“The biggest chalLaura Navratil-Cruz S lenge in coming to Iowa is leaving my famP ily and friends. Being away them for the holidays A will be the worstfrom part for me. It will be hard this will be my first Christmas away I because from home. I have always wanted to live in so I hope to live here sometime in N America, the future as well.”
The Experience of a Lifetime:
Story by: Kelly Reeve Photos by: Kayleigh Pollock, Kyle Shepherd, and Greta Hayer
Imagine for a moment that you don’t know anybody. You don’t know where you are, you don’t know the culture, and you are not completely confident about the language of the people that surround you. Imagine that you are required to go to a school in which you know no one. Now imagine that your life would be like this for whole year. “The biggest challenge is the first few months. Learning the language is super difficult and really, really exhausting, but it gets better. School [in Belgium] is also completely different. I basically cried every day after my first week – it was so confusing,” said Greta Hayer, a Valley student that is currently studying
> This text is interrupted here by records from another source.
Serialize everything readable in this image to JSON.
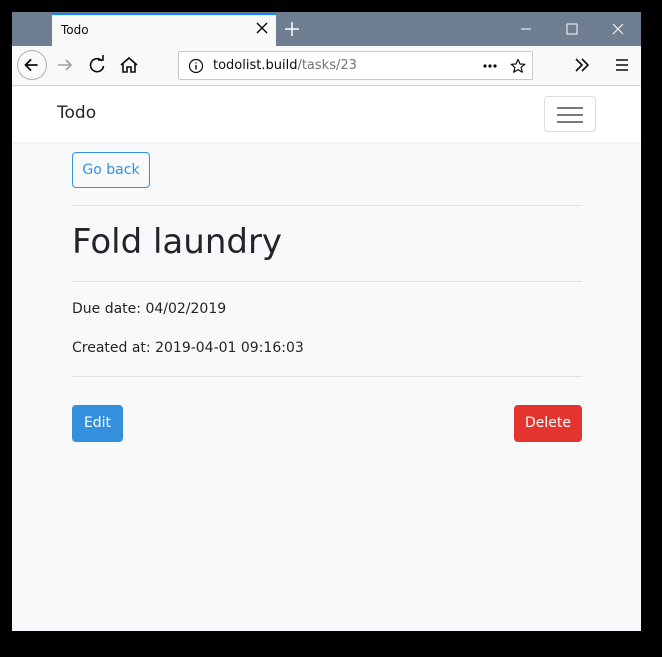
{
  "browser": {
    "tab_title": "Todo",
    "url_host": "todolist.build",
    "url_path": "/tasks/23"
  },
  "navbar": {
    "brand": "Todo"
  },
  "task": {
    "go_back_label": "Go back",
    "title": "Fold laundry",
    "due_date": "Due date: 04/02/2019",
    "created_at": "Created at: 2019-04-01 09:16:03",
    "edit_label": "Edit",
    "delete_label": "Delete"
  },
  "colors": {
    "primary": "#3490dc",
    "danger": "#e3342f",
    "tabbar": "#6f7d91"
  }
}
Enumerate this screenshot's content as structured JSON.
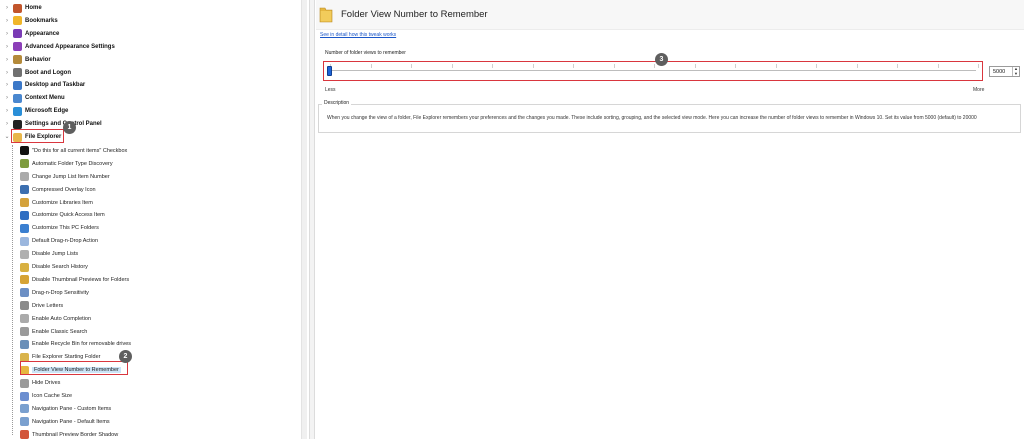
{
  "tree": {
    "top_items": [
      {
        "label": "Home",
        "icon": "home-icon",
        "color": "#c2552b"
      },
      {
        "label": "Bookmarks",
        "icon": "star-icon",
        "color": "#f0b62a"
      },
      {
        "label": "Appearance",
        "icon": "palette-icon",
        "color": "#7a3bb5"
      },
      {
        "label": "Advanced Appearance Settings",
        "icon": "appearance-settings-icon",
        "color": "#8c3fb8"
      },
      {
        "label": "Behavior",
        "icon": "behavior-icon",
        "color": "#b48a3a"
      },
      {
        "label": "Boot and Logon",
        "icon": "boot-icon",
        "color": "#707070"
      },
      {
        "label": "Desktop and Taskbar",
        "icon": "desktop-icon",
        "color": "#3b78c8"
      },
      {
        "label": "Context Menu",
        "icon": "context-menu-icon",
        "color": "#4a87cf"
      },
      {
        "label": "Microsoft Edge",
        "icon": "edge-icon",
        "color": "#2a8fd8"
      },
      {
        "label": "Settings and Control Panel",
        "icon": "settings-icon",
        "color": "#222222"
      },
      {
        "label": "File Explorer",
        "icon": "folder-icon",
        "color": "#e8b64a"
      }
    ],
    "file_explorer_items": [
      {
        "label": "\"Do this for all current items\" Checkbox",
        "icon": "checkbox-icon",
        "color": "#111111"
      },
      {
        "label": "Automatic Folder Type Discovery",
        "icon": "folder-discovery-icon",
        "color": "#7d9b3e"
      },
      {
        "label": "Change Jump List Item Number",
        "icon": "jump-list-icon",
        "color": "#aaaaaa"
      },
      {
        "label": "Compressed Overlay Icon",
        "icon": "compressed-icon",
        "color": "#3c6fb0"
      },
      {
        "label": "Customize Libraries Item",
        "icon": "libraries-icon",
        "color": "#d4a23c"
      },
      {
        "label": "Customize Quick Access Item",
        "icon": "quick-access-icon",
        "color": "#2f6ec2"
      },
      {
        "label": "Customize This PC Folders",
        "icon": "this-pc-icon",
        "color": "#3a7fd0"
      },
      {
        "label": "Default Drag-n-Drop Action",
        "icon": "drag-drop-icon",
        "color": "#9bb7de"
      },
      {
        "label": "Disable Jump Lists",
        "icon": "jump-list-disable-icon",
        "color": "#b0b0b0"
      },
      {
        "label": "Disable Search History",
        "icon": "search-history-icon",
        "color": "#d8b040"
      },
      {
        "label": "Disable Thumbnail Previews for Folders",
        "icon": "thumbnail-icon",
        "color": "#d6a335"
      },
      {
        "label": "Drag-n-Drop Sensitivity",
        "icon": "sensitivity-icon",
        "color": "#6c8fc4"
      },
      {
        "label": "Drive Letters",
        "icon": "drive-icon",
        "color": "#8a8a8a"
      },
      {
        "label": "Enable Auto Completion",
        "icon": "auto-complete-icon",
        "color": "#aaaaaa"
      },
      {
        "label": "Enable Classic Search",
        "icon": "classic-search-icon",
        "color": "#9a9a9a"
      },
      {
        "label": "Enable Recycle Bin for removable drives",
        "icon": "recycle-bin-icon",
        "color": "#6a8fb8"
      },
      {
        "label": "File Explorer Starting Folder",
        "icon": "starting-folder-icon",
        "color": "#d9b34a"
      },
      {
        "label": "Folder View Number to Remember",
        "icon": "folder-view-icon",
        "color": "#e6b740"
      },
      {
        "label": "Hide Drives",
        "icon": "hide-drives-icon",
        "color": "#9a9a9a"
      },
      {
        "label": "Icon Cache Size",
        "icon": "icon-cache-icon",
        "color": "#6b8ed0"
      },
      {
        "label": "Navigation Pane - Custom Items",
        "icon": "nav-pane-custom-icon",
        "color": "#7aa0cf"
      },
      {
        "label": "Navigation Pane - Default Items",
        "icon": "nav-pane-default-icon",
        "color": "#7aa0cf"
      },
      {
        "label": "Thumbnail Preview Border Shadow",
        "icon": "border-shadow-icon",
        "color": "#d2553a"
      }
    ]
  },
  "badges": {
    "one": "1",
    "two": "2",
    "three": "3"
  },
  "panel": {
    "title": "Folder View Number to Remember",
    "link": "See in detail how this tweak works",
    "slider_label": "Number of folder views to remember",
    "value": "5000",
    "less": "Less",
    "more": "More",
    "slider_fraction": 0.0,
    "description_legend": "Description",
    "description": "When you change the view of a folder, File Explorer remembers your preferences and the changes you made. These include sorting, grouping, and the selected view mode. Here you can increase the number of folder views to remember in Windows 10. Set its value from 5000 (default) to 20000"
  },
  "colors": {
    "highlight": "#d9363e",
    "slider_thumb": "#1e64d6",
    "link": "#1a56c8"
  }
}
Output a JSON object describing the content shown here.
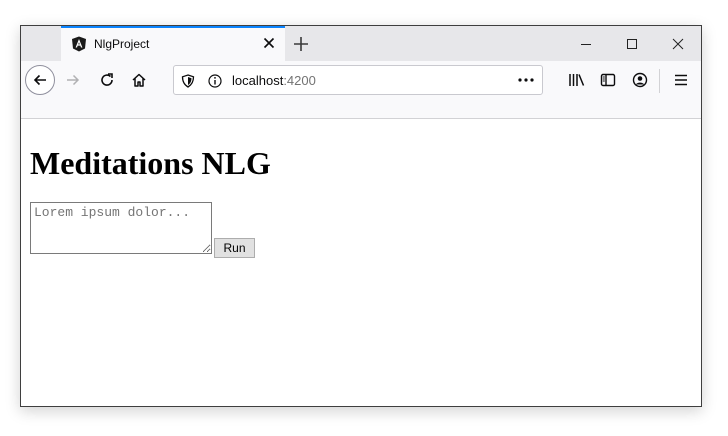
{
  "browser": {
    "tab": {
      "title": "NlgProject",
      "favicon": "angular-logo-icon",
      "close_icon": "close-icon"
    },
    "new_tab_icon": "plus-icon",
    "window_controls": [
      "minimize-icon",
      "maximize-icon",
      "close-window-icon"
    ],
    "toolbar": {
      "back_icon": "back-arrow-icon",
      "forward_icon": "forward-arrow-icon",
      "reload_icon": "reload-icon",
      "home_icon": "home-icon",
      "library_icon": "library-icon",
      "sidebar_icon": "sidebar-icon",
      "account_icon": "account-icon",
      "menu_icon": "hamburger-menu-icon"
    },
    "address_bar": {
      "host": "localhost",
      "port": ":4200",
      "more_label": "•••"
    }
  },
  "page": {
    "heading": "Meditations NLG",
    "input": {
      "placeholder": "Lorem ipsum dolor..."
    },
    "run_label": "Run"
  }
}
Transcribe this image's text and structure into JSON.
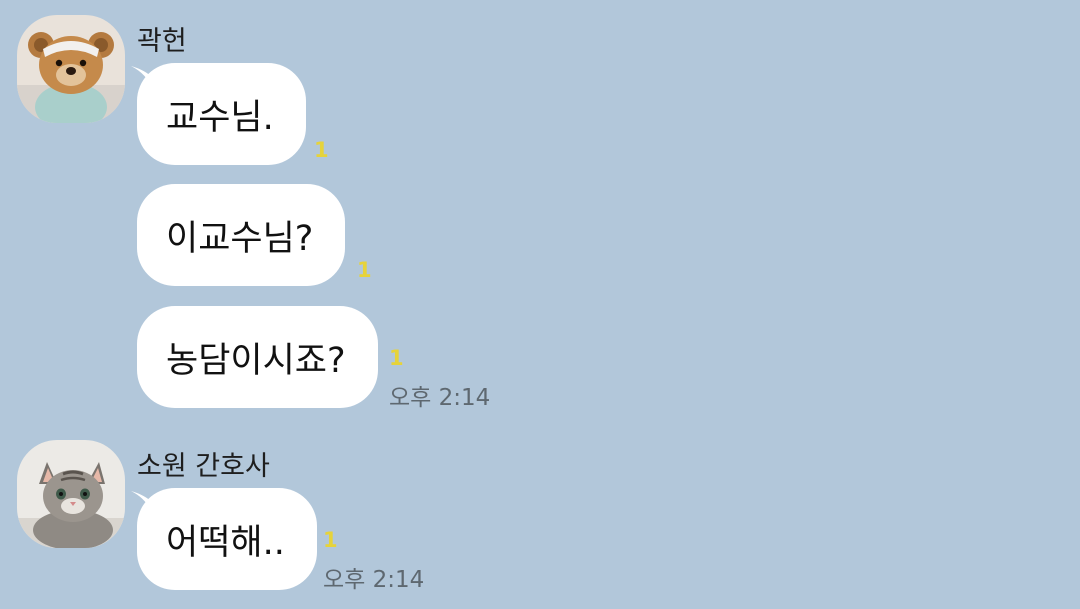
{
  "groups": [
    {
      "sender": "곽헌",
      "avatar_icon": "teddy-bear-avatar",
      "messages": [
        {
          "text": "교수님.",
          "unread": "1"
        },
        {
          "text": "이교수님?",
          "unread": "1"
        },
        {
          "text": "농담이시죠?",
          "unread": "1",
          "time": "오후 2:14"
        }
      ]
    },
    {
      "sender": "소원 간호사",
      "avatar_icon": "kitten-avatar",
      "messages": [
        {
          "text": "어떡해..",
          "unread": "1",
          "time": "오후 2:14"
        }
      ]
    }
  ],
  "colors": {
    "background": "#b2c7da",
    "bubble": "#ffffff",
    "unread": "#e6d33a",
    "time": "#5e6870"
  }
}
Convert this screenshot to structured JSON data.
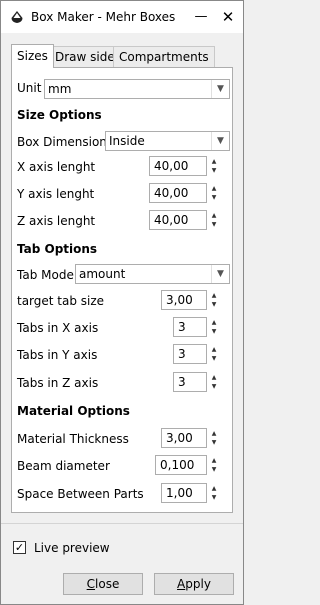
{
  "window": {
    "title": "Box Maker - Mehr Boxes",
    "minimize_glyph": "—",
    "close_glyph": "✕"
  },
  "tabs": [
    {
      "label": "Sizes",
      "active": true
    },
    {
      "label": "Draw sides",
      "active": false
    },
    {
      "label": "Compartments",
      "active": false
    }
  ],
  "unit": {
    "label": "Unit",
    "value": "mm"
  },
  "size_options": {
    "heading": "Size Options",
    "box_dimensions": {
      "label": "Box Dimensions",
      "value": "Inside"
    },
    "x_axis": {
      "label": "X axis lenght",
      "value": "40,00"
    },
    "y_axis": {
      "label": "Y axis lenght",
      "value": "40,00"
    },
    "z_axis": {
      "label": "Z axis lenght",
      "value": "40,00"
    }
  },
  "tab_options": {
    "heading": "Tab Options",
    "tab_mode": {
      "label": "Tab Mode",
      "value": "amount"
    },
    "target_tab_size": {
      "label": "target tab size",
      "value": "3,00"
    },
    "tabs_x": {
      "label": "Tabs in X axis",
      "value": "3"
    },
    "tabs_y": {
      "label": "Tabs in Y axis",
      "value": "3"
    },
    "tabs_z": {
      "label": "Tabs in Z axis",
      "value": "3"
    }
  },
  "material_options": {
    "heading": "Material Options",
    "thickness": {
      "label": "Material Thickness",
      "value": "3,00"
    },
    "beam": {
      "label": "Beam diameter",
      "value": "0,100"
    },
    "spacing": {
      "label": "Space Between Parts",
      "value": "1,00"
    }
  },
  "live_preview": {
    "label": "Live preview",
    "checked": true,
    "check_glyph": "✓"
  },
  "buttons": {
    "close": {
      "mnemonic": "C",
      "rest": "lose"
    },
    "apply": {
      "mnemonic": "A",
      "rest": "pply"
    }
  },
  "glyphs": {
    "dropdown_arrow": "▼",
    "spin_up": "▲",
    "spin_down": "▼"
  },
  "colors": {
    "window_bg": "#f0f0f0",
    "panel_bg": "#ffffff",
    "border": "#adadad"
  }
}
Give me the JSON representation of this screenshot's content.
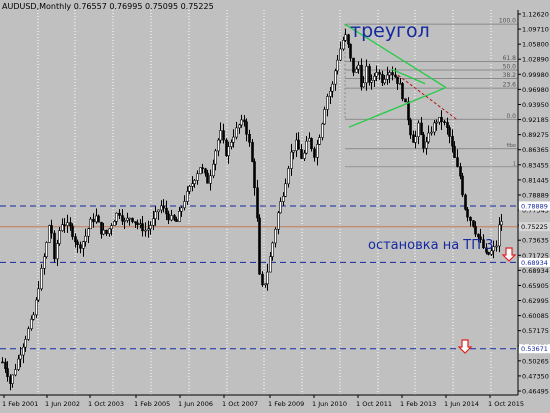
{
  "window": {
    "title": "AUDUSD,Monthly  0.76557 0.76995 0.75095 0.75225",
    "symbol": "AUDUSD",
    "timeframe": "Monthly",
    "ohlc": [
      "0.76557",
      "0.76995",
      "0.75095",
      "0.75225"
    ]
  },
  "annotations": {
    "triangle_label": "треугол",
    "stop_label": "остановка на ТП 3"
  },
  "colors": {
    "background": "#c0c0c0",
    "candle": "#000000",
    "grid": "#ffffff",
    "fib": "#7a7a7a",
    "triangle": "#22cc44",
    "projection": "#b01818",
    "level_line": "#1428a0",
    "current_price_line": "#c87850",
    "arrow": "#e02020",
    "label_text": "#1428a0"
  },
  "chart_data": {
    "type": "candlestick",
    "y_axis": {
      "ticks": [
        "1.12620",
        "1.09710",
        "1.05800",
        "1.02890",
        "0.99980",
        "0.96980",
        "0.93950",
        "0.92185",
        "0.89275",
        "0.86365",
        "0.83455",
        "0.81445",
        "0.78889",
        "0.77545",
        "0.75225",
        "0.73635",
        "0.71725",
        "0.68934",
        "0.65905",
        "0.62995",
        "0.60085",
        "0.57175",
        "0.53671",
        "0.50265",
        "0.47350",
        "0.46495"
      ],
      "range": [
        0.455,
        1.135
      ]
    },
    "x_axis": {
      "ticks": [
        "1 Feb 2001",
        "1 Jun 2002",
        "1 Oct 2003",
        "1 Feb 2005",
        "1 Jun 2006",
        "1 Oct 2007",
        "1 Feb 2009",
        "1 Jun 2010",
        "1 Oct 2011",
        "1 Feb 2013",
        "1 Jun 2014",
        "1 Oct 2015"
      ]
    },
    "horizontal_levels": [
      {
        "price": 0.78889,
        "label": "0.78889",
        "style": "dashed",
        "color": "#1428a0"
      },
      {
        "price": 0.68934,
        "label": "0.68934",
        "style": "dashed",
        "color": "#1428a0"
      },
      {
        "price": 0.53671,
        "label": "0.53671",
        "style": "dashed",
        "color": "#1428a0"
      },
      {
        "price": 0.75225,
        "label": "0.75225",
        "style": "solid",
        "color": "#c87850"
      }
    ],
    "fibonacci": {
      "levels": [
        "100.0",
        "61.8",
        "50.0",
        "38.2",
        "23.6",
        "0.0"
      ],
      "extension_levels": [
        "fibo",
        "1"
      ]
    },
    "series_summary": "AUDUSD monthly candles 2001–2016: rally from ~0.48 to ~0.98 (2008), crash to ~0.60, rally to ~1.10 (2011), triangle consolidation, decline to ~0.69 (2015)"
  }
}
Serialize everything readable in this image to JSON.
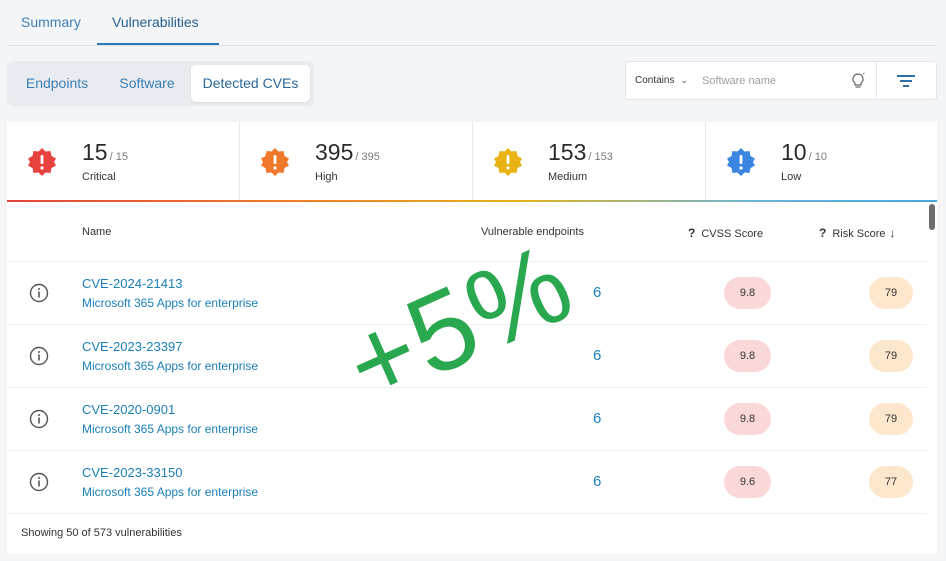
{
  "top_tabs": [
    {
      "label": "Summary"
    },
    {
      "label": "Vulnerabilities"
    }
  ],
  "segment_tabs": [
    {
      "label": "Endpoints"
    },
    {
      "label": "Software"
    },
    {
      "label": "Detected CVEs"
    }
  ],
  "search": {
    "mode_label": "Contains",
    "placeholder": "Software name"
  },
  "severity": [
    {
      "count": "15",
      "total": "/ 15",
      "label": "Critical",
      "color": "#e8423f"
    },
    {
      "count": "395",
      "total": "/ 395",
      "label": "High",
      "color": "#f0782a"
    },
    {
      "count": "153",
      "total": "/ 153",
      "label": "Medium",
      "color": "#e9b313"
    },
    {
      "count": "10",
      "total": "/ 10",
      "label": "Low",
      "color": "#3b86e0"
    }
  ],
  "table": {
    "headers": {
      "name": "Name",
      "endpoints": "Vulnerable endpoints",
      "cvss": "CVSS Score",
      "risk": "Risk Score",
      "help_mark": "?",
      "sort_arrow": "↓"
    },
    "rows": [
      {
        "cve": "CVE-2024-21413",
        "software": "Microsoft 365 Apps for enterprise",
        "endpoints": "6",
        "cvss": "9.8",
        "risk": "79"
      },
      {
        "cve": "CVE-2023-23397",
        "software": "Microsoft 365 Apps for enterprise",
        "endpoints": "6",
        "cvss": "9.8",
        "risk": "79"
      },
      {
        "cve": "CVE-2020-0901",
        "software": "Microsoft 365 Apps for enterprise",
        "endpoints": "6",
        "cvss": "9.8",
        "risk": "79"
      },
      {
        "cve": "CVE-2023-33150",
        "software": "Microsoft 365 Apps for enterprise",
        "endpoints": "6",
        "cvss": "9.6",
        "risk": "77"
      }
    ]
  },
  "footer": {
    "text": "Showing 50 of 573 vulnerabilities"
  },
  "watermark": {
    "text": "+5%"
  }
}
in Belgium. This year, nine foreign exchange students came to Valley through various international exchange programs; Kojo Otchere Badu, Karoline Deckers, Emilie Eickhoff, Tomás Gouveia, Ji-Eun (Emily) Jung, Marc Müller, Laura NavratilCruz, Anne Sauer, and Pia Springsklee. Valley also has two students that attended Valley that are studying abroad this year, Greta Hayer, and Jeremy Hutton. “This was my dream since I was in 6th grade! I wanted to discover a new culture, new people, and improve my English,” said Karoline Deckers, from Belgium. When these students sign
up for the exchange programs, they have no choice of where they are placed. For most programs, the student gets to choose the country, but the student does not have a choice of state, city, or school. A family in their country of choice then selects the student, and they are placed in that home. When the students get to their new destination, they are encouraged to jump into activities right away to start meeting new people. “One of the first things we do is go through the list of clubs, sports, and activities,” said counselor Mr. Eric Traynor. Eight out of nine of the exchange students at Valley are involved in at least one activity.
Tomás Gouveia, from Portugal, wants to take his sport to the college level, “I don’t know where I’m going yet but I hope to know soon. I’m trying to get a scholarship for golf.” Marc Müller, Anne Sauer, JiEun (Emily) Jung and Kojo Otchere Badu are also considering college in America, but they also do not yet know where they want to go. Through the adventure of discovering a new country, the students see many vast cultural differences. A few of the students including, Karoline Deckers, Laura Navratil-Cruz, Emilie Eickhoff, Pia Springsklee, and Tomás Gouveia all said that one of the biggest differenc-
“My favorite holiday character is Rudolph the Red Nose Reindeer. He goes hard and is a team player.” -Sophomore Jack Lepic
“My favorite drinks during the holidays are apple cider and hot chocolate.” -Senior Jordan Franklin “My favorite holiday food is crowned ham with mashed potatoes and gravy and seafoam salad, with Snicker salad for dessert.” -Sophomore Yash Manektala
My favorite holiday memory was when I thought Santa was real. -Junior Susan Cruz-Rodriguez
“My favorite drink during the holidays is Sierra Mist and cranberry juice in a punch bowl.” -Junior Joel Kruse
From left to right, Mrs.Mottet, Ms. Miller, Ms Clark, and Mrs. King enjoy hosting an annual ugly holiday sweater party.
from the Spotlight Staff